In 2013, a militant organisation known as Harakat Sham al-Islam was set up exclusively for Moroccans eager to fight against Assad. Among its combatants were Mohamed Mahzouz and Mohamed Alami, and Brahim Benchekroun, three former Guantanamo detainees.
Benchekroun – who was killed in Syria in 2014 – was accused of fighting in Afghanistan following his arrest in 2002 in Pakistan and imprisoned in Bagram, Kandahar, then Guantanamo in 2004, from where he was transferred to Morocco. He was released in 2005, only to be arrested again months later accused of recruiting combatants for Iraq.
In prison in Morocco, Benchekroun met many of those jailed over the Casablanca attacks.
“These former detainees had the same ideology before going to jail,” stressed Abu Hafs. “All were already jihadis. Jail reinforced the personal links between them. Most Moroccans were invited by a close one or a friend who preceded them at Daesh.”
After his release, Benchekroun protested for Salafi political prisoners’ rights by demonstrating alongside members of the CCDI (the Collective Committee for the Defense of Political Detainees), a campaign group created in 2011.
Several members of the group followed a similar path. Anas El Haloui, a founder and spokesperson for the group, who had spent two years in jail, also decided to leave for Syria, as well as other prominent members of the group.
A renowned figure in the Moroccan militant sphere, Oum Adam was also an outspoken voice of the committee. Educated at the Sorbonne in Paris and the wife of Mejatti, an al-Qaeda militant killed with their son in Saudi Arabia in 2005, she had pledged allegiance to Osama Bin Laden. She was then extradited and imprisoned in Morocco for several months. Three years ago, she pledged allegiance to IS, and followed her son there.
Cases such as those of Oum Adam and Benchekroun demonstrate the ability of IS to attract former al-Qaeda supporters.
But Abu Hafs said that the group’s propaganda, which projects the image of an Islamic state in which Muslims could live according to their religious beliefs, had also proved appealing to some ordinary Moroccans.

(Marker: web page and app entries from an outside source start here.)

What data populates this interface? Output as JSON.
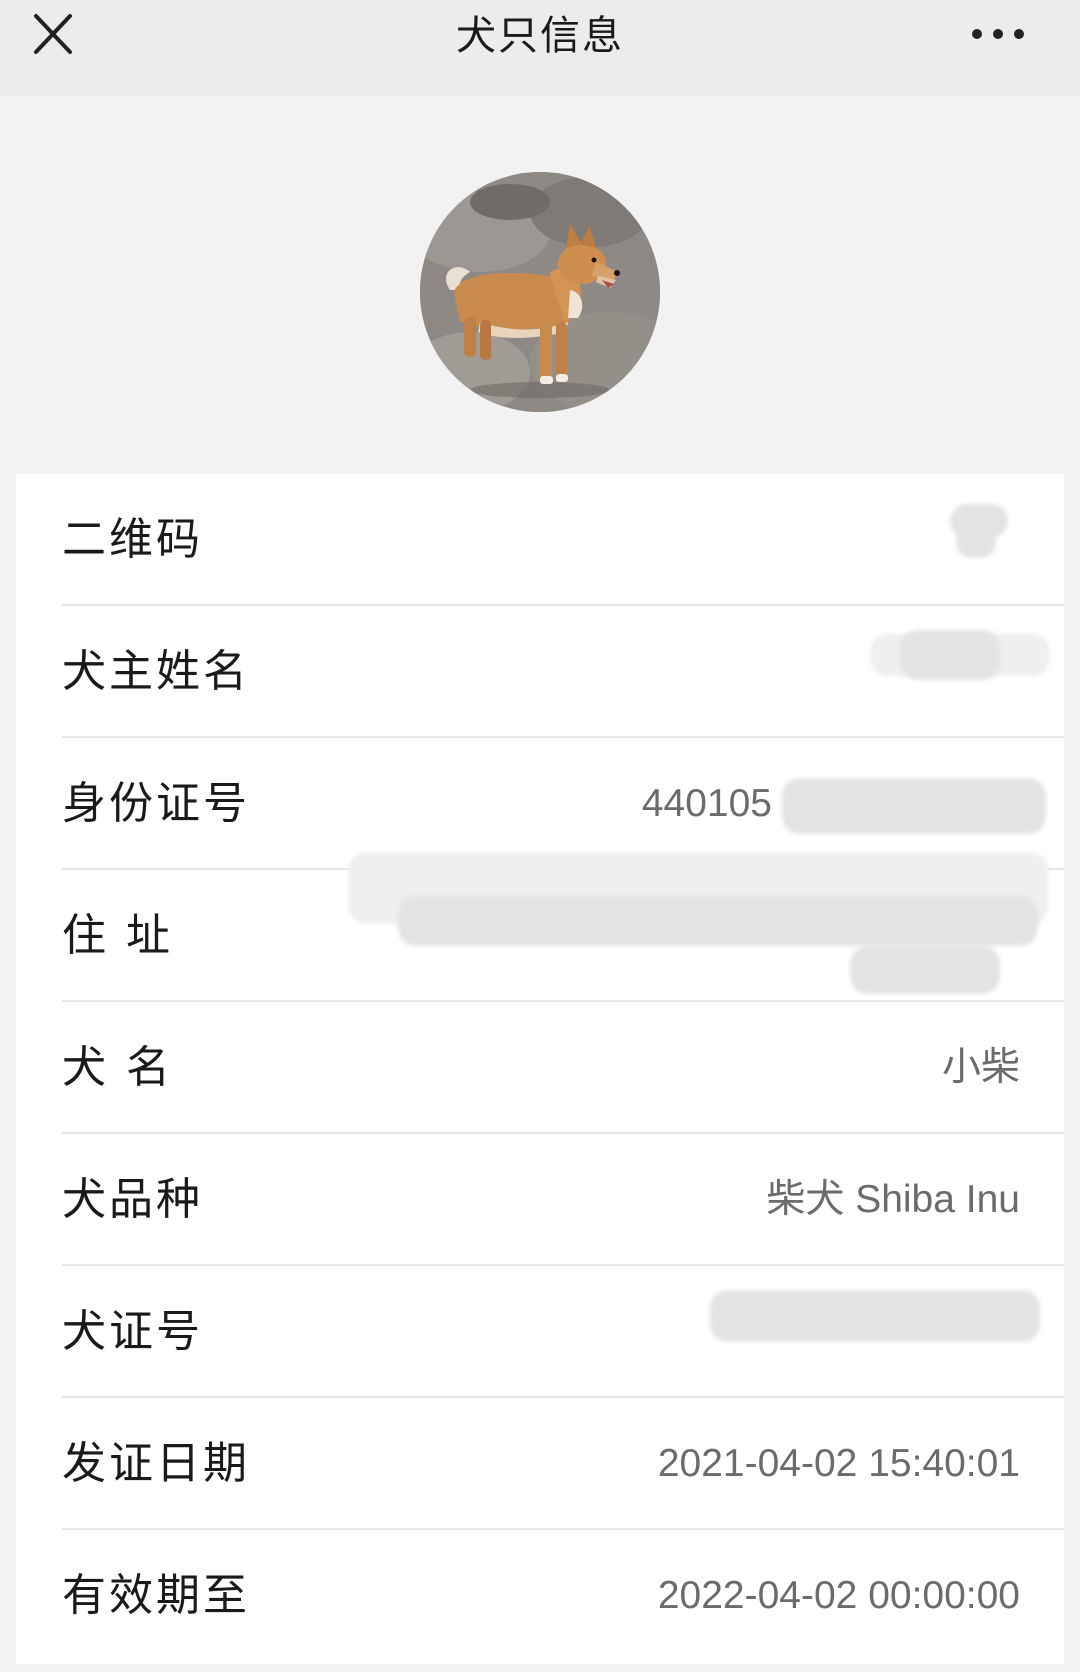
{
  "navbar": {
    "title": "犬只信息",
    "close_icon": "close-icon",
    "more_icon": "more-dots-icon"
  },
  "avatar": {
    "alt": "dog-photo"
  },
  "fields": [
    {
      "label": "二维码",
      "value": ""
    },
    {
      "label": "犬主姓名",
      "value": ""
    },
    {
      "label": "身份证号",
      "value": "440105"
    },
    {
      "label": "住 址",
      "value": ""
    },
    {
      "label": "犬 名",
      "value": "小柴"
    },
    {
      "label": "犬品种",
      "value": "柴犬 Shiba Inu"
    },
    {
      "label": "犬证号",
      "value": ""
    },
    {
      "label": "发证日期",
      "value": "2021-04-02 15:40:01"
    },
    {
      "label": "有效期至",
      "value": "2022-04-02 00:00:00"
    }
  ],
  "colors": {
    "background": "#f2f2f2",
    "navbar": "#ececec",
    "card": "#ffffff",
    "label": "#1a1a1a",
    "value": "#6b6b6b",
    "divider": "#e6e6e6"
  }
}
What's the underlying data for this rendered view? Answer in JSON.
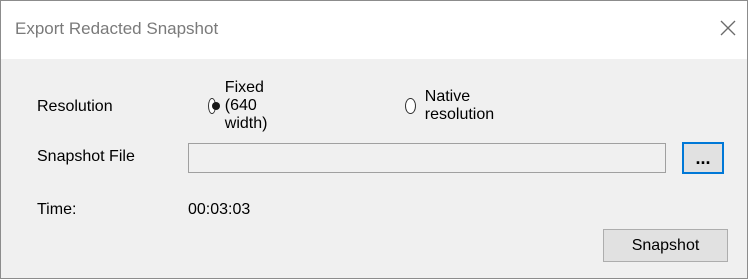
{
  "window": {
    "title": "Export Redacted Snapshot"
  },
  "resolution": {
    "label": "Resolution",
    "options": [
      {
        "label": "Fixed (640 width)",
        "selected": true
      },
      {
        "label": "Native resolution",
        "selected": false
      }
    ]
  },
  "snapshot_file": {
    "label": "Snapshot File",
    "value": "",
    "browse_label": "..."
  },
  "time": {
    "label": "Time:",
    "value": "00:03:03"
  },
  "actions": {
    "snapshot_label": "Snapshot"
  },
  "icons": {
    "close": "close-icon"
  }
}
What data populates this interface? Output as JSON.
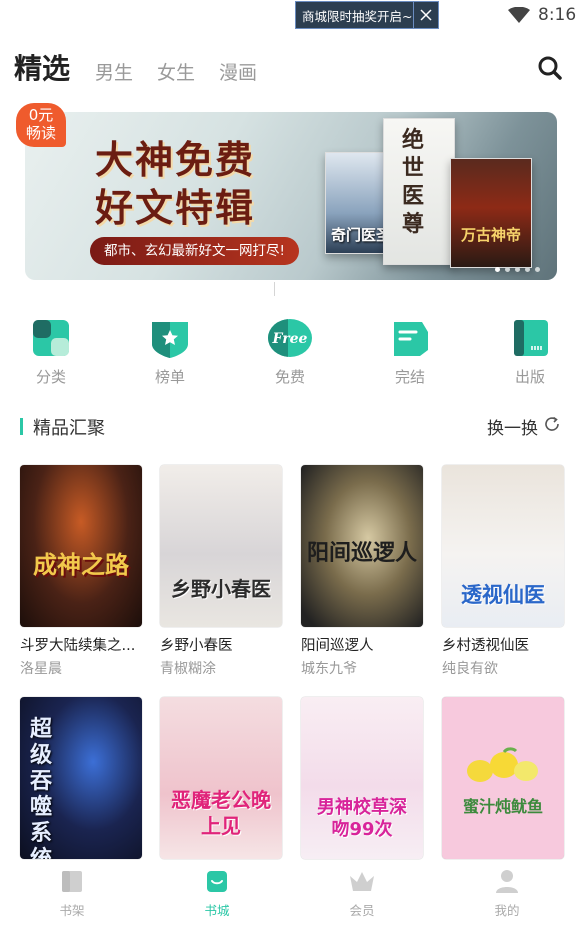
{
  "status_bar": {
    "toast_text": "商城限时抽奖开启~",
    "time": "8:16"
  },
  "header": {
    "tabs": [
      {
        "label": "精选",
        "active": true
      },
      {
        "label": "男生",
        "active": false
      },
      {
        "label": "女生",
        "active": false
      },
      {
        "label": "漫画",
        "active": false
      }
    ],
    "search_icon": "search-icon"
  },
  "banner": {
    "badge_line1": "0元",
    "badge_line2": "畅读",
    "title_line1": "大神免费",
    "title_line2": "好文特辑",
    "subtitle": "都市、玄幻最新好文一网打尽!",
    "covers": [
      {
        "text": "奇门医圣"
      },
      {
        "text": "绝世医尊"
      },
      {
        "text": "万古神帝"
      }
    ],
    "dots": 5
  },
  "categories": [
    {
      "label": "分类",
      "icon": "category-icon"
    },
    {
      "label": "榜单",
      "icon": "ranking-icon"
    },
    {
      "label": "免费",
      "icon": "free-icon",
      "badge": "Free"
    },
    {
      "label": "完结",
      "icon": "finished-icon"
    },
    {
      "label": "出版",
      "icon": "publish-icon"
    }
  ],
  "section": {
    "title": "精品汇聚",
    "refresh_label": "换一换"
  },
  "books": [
    {
      "title": "斗罗大陆续集之...",
      "author": "洛星晨",
      "cover_text": "成神之路"
    },
    {
      "title": "乡野小春医",
      "author": "青椒糊涂",
      "cover_text": "乡野小春医"
    },
    {
      "title": "阳间巡逻人",
      "author": "城东九爷",
      "cover_text": "阳间巡逻人"
    },
    {
      "title": "乡村透视仙医",
      "author": "纯良有欲",
      "cover_text": "透视仙医"
    },
    {
      "title": "",
      "author": "",
      "cover_text": "超级吞噬系统"
    },
    {
      "title": "",
      "author": "",
      "cover_text": "恶魔老公晚上见"
    },
    {
      "title": "",
      "author": "",
      "cover_text": "男神校草深吻99次"
    },
    {
      "title": "",
      "author": "",
      "cover_text": "蜜汁炖鱿鱼"
    }
  ],
  "bottom_nav": [
    {
      "label": "书架",
      "icon": "bookshelf-icon",
      "active": false
    },
    {
      "label": "书城",
      "icon": "bookstore-icon",
      "active": true
    },
    {
      "label": "会员",
      "icon": "vip-crown-icon",
      "active": false
    },
    {
      "label": "我的",
      "icon": "user-icon",
      "active": false
    }
  ],
  "colors": {
    "accent": "#2bc7a6",
    "inactive": "#aaaaaa"
  }
}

“That is the success of Daesh. Personally, I changed my mind but at a certain period of time, I used to dream of an Islamic state,” he said.
With IS now suffering heavy military losses in both Syria and Iraq, the appeal of that message may have faded. But for Morocco, the challenge of dealing with the fallout of IS’s collapse, as more returnees head home, may only just have begun.
Despite recent reforms in education programmes and tighter government control over mosques and religious messaging, a major threat lies in the prevalence of IS’s ideology, which according to critics, has not been fully addressed by the authorities.
Until today, the state’s response has focused on a security approach, without any real policy to fight against radicalisation, says Abu Hafs.
“They don’t do much beyond jailing those who return for two or three years. Then they release them without any guidance.”